Aim of the exercise :: Show the lines of the material that contain the word "this".

(Provided data Opens)

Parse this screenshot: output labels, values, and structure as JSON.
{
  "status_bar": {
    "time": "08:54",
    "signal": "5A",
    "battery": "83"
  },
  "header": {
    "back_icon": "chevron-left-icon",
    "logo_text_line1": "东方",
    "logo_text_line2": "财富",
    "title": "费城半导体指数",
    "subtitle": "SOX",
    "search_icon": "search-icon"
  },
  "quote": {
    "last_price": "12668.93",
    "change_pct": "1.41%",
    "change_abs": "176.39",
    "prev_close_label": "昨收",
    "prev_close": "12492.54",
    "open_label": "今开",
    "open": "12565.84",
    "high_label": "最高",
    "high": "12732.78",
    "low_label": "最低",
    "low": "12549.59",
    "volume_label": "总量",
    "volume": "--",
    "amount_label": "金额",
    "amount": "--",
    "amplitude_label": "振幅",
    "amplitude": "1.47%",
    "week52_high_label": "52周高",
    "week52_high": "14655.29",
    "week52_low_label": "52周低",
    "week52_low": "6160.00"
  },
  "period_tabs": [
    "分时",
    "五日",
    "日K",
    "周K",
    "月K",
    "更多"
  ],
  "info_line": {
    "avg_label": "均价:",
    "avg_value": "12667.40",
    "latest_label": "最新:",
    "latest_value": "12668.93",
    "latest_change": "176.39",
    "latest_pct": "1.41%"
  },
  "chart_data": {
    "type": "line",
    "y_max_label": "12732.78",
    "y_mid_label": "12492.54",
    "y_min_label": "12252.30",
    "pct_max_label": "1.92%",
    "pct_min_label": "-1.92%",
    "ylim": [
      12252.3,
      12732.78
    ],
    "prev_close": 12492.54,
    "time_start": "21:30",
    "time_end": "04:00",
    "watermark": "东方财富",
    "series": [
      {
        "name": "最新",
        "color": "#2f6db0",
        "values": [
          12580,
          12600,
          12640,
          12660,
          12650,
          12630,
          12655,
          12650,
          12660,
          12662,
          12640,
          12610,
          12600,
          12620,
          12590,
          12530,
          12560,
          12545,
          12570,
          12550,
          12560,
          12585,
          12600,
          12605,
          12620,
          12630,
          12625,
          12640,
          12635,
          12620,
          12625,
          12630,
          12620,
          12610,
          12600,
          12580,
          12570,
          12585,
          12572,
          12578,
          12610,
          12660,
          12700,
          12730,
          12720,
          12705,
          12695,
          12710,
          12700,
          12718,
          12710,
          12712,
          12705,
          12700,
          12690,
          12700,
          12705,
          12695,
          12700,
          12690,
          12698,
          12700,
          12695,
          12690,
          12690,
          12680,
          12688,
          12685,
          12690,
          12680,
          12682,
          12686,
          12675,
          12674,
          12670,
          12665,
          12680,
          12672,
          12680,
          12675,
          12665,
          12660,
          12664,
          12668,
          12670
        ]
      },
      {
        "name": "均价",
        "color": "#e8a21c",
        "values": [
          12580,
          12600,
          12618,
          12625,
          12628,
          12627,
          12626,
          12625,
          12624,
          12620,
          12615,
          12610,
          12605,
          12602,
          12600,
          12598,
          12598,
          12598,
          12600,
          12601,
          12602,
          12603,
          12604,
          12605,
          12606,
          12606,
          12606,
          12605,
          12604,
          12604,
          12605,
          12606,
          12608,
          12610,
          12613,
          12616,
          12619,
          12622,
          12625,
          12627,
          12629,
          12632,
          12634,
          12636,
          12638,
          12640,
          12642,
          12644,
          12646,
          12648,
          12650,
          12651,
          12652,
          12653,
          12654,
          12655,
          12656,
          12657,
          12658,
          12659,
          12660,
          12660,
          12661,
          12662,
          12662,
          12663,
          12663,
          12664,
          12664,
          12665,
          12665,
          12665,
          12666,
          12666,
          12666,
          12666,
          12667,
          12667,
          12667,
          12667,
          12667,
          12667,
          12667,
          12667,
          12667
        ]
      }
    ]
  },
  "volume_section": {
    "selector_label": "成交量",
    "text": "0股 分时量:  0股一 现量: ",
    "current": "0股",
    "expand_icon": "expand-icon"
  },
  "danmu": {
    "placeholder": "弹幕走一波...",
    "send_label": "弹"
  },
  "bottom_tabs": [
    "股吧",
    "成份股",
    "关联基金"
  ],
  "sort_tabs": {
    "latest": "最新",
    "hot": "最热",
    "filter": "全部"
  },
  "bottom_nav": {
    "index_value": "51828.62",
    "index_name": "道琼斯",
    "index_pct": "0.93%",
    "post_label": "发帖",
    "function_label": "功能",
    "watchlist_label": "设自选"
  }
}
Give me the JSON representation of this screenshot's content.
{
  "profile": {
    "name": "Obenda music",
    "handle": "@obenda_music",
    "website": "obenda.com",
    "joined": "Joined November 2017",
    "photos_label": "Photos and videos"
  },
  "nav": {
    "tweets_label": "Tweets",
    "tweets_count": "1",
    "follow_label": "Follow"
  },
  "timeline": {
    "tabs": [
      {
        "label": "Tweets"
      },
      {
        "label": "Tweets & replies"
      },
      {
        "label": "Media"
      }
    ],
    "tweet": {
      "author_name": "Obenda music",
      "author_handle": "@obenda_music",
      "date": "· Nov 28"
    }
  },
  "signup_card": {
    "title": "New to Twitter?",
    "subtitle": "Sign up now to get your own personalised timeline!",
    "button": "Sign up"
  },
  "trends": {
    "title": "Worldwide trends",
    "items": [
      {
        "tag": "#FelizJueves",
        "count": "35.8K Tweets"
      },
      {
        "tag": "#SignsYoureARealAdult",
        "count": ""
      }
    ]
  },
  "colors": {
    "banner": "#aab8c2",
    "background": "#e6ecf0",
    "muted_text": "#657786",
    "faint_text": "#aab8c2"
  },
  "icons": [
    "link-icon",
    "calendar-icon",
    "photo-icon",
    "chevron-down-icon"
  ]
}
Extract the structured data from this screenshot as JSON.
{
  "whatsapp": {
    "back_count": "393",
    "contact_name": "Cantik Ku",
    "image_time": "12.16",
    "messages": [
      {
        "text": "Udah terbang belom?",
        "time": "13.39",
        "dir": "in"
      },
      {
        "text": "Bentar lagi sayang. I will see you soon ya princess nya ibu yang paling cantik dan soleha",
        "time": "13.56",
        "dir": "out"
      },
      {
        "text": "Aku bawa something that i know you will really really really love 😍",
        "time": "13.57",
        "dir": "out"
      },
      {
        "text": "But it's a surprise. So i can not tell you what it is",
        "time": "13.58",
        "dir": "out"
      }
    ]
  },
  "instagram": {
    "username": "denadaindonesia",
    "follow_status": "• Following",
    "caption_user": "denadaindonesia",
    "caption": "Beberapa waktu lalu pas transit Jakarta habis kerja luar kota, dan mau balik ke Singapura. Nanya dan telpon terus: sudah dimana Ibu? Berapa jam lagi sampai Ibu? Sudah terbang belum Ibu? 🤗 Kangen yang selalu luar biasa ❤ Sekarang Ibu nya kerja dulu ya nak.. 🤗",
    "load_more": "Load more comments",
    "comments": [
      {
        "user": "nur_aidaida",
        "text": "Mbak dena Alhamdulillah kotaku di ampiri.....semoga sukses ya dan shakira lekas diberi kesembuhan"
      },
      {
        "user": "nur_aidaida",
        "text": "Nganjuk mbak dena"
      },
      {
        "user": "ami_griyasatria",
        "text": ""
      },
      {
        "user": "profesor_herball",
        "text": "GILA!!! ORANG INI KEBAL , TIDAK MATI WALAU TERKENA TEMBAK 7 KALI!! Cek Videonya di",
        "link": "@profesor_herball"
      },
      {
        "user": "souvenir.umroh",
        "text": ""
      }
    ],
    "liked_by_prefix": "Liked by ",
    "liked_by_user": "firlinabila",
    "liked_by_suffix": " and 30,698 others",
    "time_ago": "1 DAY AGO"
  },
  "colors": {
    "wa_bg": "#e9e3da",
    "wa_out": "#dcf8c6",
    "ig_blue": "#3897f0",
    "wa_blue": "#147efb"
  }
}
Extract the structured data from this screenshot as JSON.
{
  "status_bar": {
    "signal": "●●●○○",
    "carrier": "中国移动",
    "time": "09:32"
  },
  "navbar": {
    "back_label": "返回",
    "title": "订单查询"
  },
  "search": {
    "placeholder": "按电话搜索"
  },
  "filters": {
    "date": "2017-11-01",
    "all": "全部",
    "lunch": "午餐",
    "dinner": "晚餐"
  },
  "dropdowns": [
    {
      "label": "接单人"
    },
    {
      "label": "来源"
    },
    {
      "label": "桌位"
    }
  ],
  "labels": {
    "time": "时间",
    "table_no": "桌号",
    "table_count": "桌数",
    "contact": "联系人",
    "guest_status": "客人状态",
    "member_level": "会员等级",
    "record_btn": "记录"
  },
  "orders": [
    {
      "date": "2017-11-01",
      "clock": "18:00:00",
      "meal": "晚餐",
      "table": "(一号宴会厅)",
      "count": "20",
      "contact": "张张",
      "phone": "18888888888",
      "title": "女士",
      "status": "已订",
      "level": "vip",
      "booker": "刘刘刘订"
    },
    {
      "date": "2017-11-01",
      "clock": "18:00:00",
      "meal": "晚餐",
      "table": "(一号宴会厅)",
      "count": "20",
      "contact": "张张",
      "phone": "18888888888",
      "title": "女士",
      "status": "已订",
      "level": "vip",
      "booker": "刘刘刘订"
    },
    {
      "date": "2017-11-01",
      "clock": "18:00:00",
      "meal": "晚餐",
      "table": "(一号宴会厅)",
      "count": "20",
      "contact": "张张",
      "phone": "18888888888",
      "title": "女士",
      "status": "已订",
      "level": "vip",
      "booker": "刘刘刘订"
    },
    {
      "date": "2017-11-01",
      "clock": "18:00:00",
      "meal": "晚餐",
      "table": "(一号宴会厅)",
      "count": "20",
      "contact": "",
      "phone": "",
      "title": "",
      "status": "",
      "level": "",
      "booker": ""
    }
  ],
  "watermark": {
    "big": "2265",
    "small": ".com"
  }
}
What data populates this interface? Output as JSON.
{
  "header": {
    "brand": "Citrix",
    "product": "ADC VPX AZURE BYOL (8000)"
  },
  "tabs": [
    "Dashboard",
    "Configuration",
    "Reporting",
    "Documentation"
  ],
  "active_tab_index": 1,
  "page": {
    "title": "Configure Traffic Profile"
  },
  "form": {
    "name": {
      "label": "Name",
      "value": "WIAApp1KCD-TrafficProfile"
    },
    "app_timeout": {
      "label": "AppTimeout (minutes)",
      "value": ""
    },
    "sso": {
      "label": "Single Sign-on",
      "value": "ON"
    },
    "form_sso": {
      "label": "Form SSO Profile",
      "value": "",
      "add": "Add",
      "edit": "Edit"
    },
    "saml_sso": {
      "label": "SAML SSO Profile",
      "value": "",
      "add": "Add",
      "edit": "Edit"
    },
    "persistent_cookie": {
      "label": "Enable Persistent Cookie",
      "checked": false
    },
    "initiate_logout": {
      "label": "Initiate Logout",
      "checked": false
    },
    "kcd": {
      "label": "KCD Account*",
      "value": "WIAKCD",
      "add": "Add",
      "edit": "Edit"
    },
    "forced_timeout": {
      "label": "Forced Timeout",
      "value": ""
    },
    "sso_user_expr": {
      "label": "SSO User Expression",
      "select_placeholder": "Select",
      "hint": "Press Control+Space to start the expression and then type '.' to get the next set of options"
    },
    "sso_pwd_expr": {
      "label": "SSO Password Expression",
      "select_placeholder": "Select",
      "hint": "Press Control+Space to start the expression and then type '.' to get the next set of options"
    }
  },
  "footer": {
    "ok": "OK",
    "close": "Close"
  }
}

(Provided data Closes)

Exercise solution ::
Parse this screenshot: output labels, values, and structure as JSON.
Give me the JSON representation of this screenshot's content.
Extract the structured data from this screenshot as JSON.
Extract the structured data from this screenshot as JSON.
What data populates this interface? Output as JSON.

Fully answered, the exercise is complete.